And the Irish Cup decider, the showpiece occasion of the season, produced more controversial calls on the pitch.
In the 2014 final between Ballymena United and Glenavon, Raymond Crangle sent off three players and the Gary Thompson dismissal in particular angered Sky Blues boss Ferguson.
In this year's decider at The Oval, ref Ross Dunlop elected not to send off Willie Garrett after the Glentoran defender challenged Michael Gault and a handball shout against Calum Birney was also ignored.
Both Dunlop and Crangle, who was behind the goal during the latter incidents, have been stood down from Premiership duty for two weeks.
'Spike' wants to see the refs hold their hands up and admit mistakes when they happen.
"I think it's reasonable to ask the referees to get the big decisions right in the big games," said the Linfield legend.
"With qualification for Europe also on the line, the Irish Cup final game was worth up to £170,000 for the winners on top of the trophy.

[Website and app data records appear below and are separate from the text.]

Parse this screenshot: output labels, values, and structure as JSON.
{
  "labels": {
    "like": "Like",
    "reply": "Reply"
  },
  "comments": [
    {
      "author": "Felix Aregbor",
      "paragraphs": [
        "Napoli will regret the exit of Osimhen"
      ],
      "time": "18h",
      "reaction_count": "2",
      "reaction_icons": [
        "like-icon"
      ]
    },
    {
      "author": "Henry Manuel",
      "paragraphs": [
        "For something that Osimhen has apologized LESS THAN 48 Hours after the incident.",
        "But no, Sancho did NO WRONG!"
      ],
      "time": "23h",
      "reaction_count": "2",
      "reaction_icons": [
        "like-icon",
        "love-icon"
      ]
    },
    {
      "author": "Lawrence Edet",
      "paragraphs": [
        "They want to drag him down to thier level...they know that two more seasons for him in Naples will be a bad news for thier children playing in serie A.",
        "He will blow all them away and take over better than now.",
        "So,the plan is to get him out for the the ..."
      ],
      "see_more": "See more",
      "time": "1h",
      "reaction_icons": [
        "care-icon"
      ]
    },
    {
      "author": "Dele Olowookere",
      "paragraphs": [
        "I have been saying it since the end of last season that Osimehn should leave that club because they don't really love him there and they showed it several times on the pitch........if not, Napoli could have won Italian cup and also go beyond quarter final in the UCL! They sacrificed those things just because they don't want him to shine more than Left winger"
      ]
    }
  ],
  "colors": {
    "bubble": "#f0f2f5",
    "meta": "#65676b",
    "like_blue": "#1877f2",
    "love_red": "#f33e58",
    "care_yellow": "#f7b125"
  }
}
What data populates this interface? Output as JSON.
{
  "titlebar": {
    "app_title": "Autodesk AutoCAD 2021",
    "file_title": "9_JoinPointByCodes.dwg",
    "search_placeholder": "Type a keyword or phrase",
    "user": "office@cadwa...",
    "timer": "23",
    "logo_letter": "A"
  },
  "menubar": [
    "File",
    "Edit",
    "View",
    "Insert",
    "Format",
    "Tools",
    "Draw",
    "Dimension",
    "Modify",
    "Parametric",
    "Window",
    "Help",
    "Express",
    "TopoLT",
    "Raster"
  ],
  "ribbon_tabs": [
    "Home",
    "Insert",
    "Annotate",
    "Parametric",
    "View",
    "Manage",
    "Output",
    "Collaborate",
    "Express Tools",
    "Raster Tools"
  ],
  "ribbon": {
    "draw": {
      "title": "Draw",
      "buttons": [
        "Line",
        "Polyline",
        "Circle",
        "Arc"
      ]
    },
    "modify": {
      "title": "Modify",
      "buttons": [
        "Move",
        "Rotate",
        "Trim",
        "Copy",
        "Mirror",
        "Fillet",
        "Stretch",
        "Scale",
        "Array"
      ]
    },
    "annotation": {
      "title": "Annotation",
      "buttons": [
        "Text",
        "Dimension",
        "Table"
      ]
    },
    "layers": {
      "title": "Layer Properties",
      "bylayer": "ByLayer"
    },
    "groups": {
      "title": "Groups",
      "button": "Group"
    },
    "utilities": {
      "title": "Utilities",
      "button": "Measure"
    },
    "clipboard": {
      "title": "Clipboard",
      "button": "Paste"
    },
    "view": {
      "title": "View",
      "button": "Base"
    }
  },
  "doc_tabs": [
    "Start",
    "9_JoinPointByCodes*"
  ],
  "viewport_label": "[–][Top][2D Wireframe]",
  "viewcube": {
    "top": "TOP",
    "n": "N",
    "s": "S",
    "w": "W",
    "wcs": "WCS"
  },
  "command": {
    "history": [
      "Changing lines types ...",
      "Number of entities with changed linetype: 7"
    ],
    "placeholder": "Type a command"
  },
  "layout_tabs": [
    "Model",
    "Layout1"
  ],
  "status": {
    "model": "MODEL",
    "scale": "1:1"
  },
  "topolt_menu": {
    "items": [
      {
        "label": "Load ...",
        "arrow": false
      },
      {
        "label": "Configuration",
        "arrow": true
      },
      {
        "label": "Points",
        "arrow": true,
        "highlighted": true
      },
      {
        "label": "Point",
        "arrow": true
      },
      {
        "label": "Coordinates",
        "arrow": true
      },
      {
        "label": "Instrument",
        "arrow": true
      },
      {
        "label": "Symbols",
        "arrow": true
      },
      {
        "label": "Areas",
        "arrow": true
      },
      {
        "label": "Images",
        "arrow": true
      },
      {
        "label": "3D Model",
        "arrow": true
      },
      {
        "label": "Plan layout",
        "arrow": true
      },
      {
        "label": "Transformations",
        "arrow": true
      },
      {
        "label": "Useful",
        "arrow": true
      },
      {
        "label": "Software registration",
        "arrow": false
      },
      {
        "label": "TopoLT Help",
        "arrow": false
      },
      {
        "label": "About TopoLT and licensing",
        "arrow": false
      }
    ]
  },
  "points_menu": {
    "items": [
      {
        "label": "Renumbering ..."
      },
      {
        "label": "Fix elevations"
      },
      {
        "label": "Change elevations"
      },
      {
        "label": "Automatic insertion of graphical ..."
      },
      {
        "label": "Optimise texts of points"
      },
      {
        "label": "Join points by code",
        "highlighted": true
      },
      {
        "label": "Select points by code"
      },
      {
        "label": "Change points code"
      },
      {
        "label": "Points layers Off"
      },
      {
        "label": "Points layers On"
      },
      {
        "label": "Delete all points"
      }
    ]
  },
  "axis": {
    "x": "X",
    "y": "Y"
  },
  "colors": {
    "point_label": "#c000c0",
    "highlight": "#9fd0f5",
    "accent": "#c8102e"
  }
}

"The amazing thing about the Michael Gault incident is that even if the referee didn't think it was a foul, a free-kick should have been awarded to Portadown because Elliott Morris picked up the back pass. That was a mistake made by all the officials.
"We just want officials to hold their hands up and admit when they have made a mistake. We are all human and players, managers and referees will make mistakes but we want the refs to take some responsibility for their actions.
"Referees' chief David Malcolm talks about wanting the managers to have a good rapport with refs but that can only happen if they are going to admit to getting things wrong, just as we all do. We are all accountable for our actions.
"David has said we have 10 senior refs available and some are young and inexperienced but I've witnessed them ignoring the advice of more experienced officials on the touchline.
"The key aspect in all of this is that they must learn from mistakes so that minimises the chances of them repeating those mistakes.
"If a ref makes a howler then there should be no hiding away from that fact.
"But there have also been reports of headsets not working and that just makes a mockery of what they are trying to achieve. All that needs to be sorted out.
"After the last two Irish Cup finals we have been talking about the performance of the officials and it shouldn't be that way. When that happens you realise you have an issue to address. It's important the players and managers have faith in the officials.
"I would even look at using more experienced referees from England or Scotland."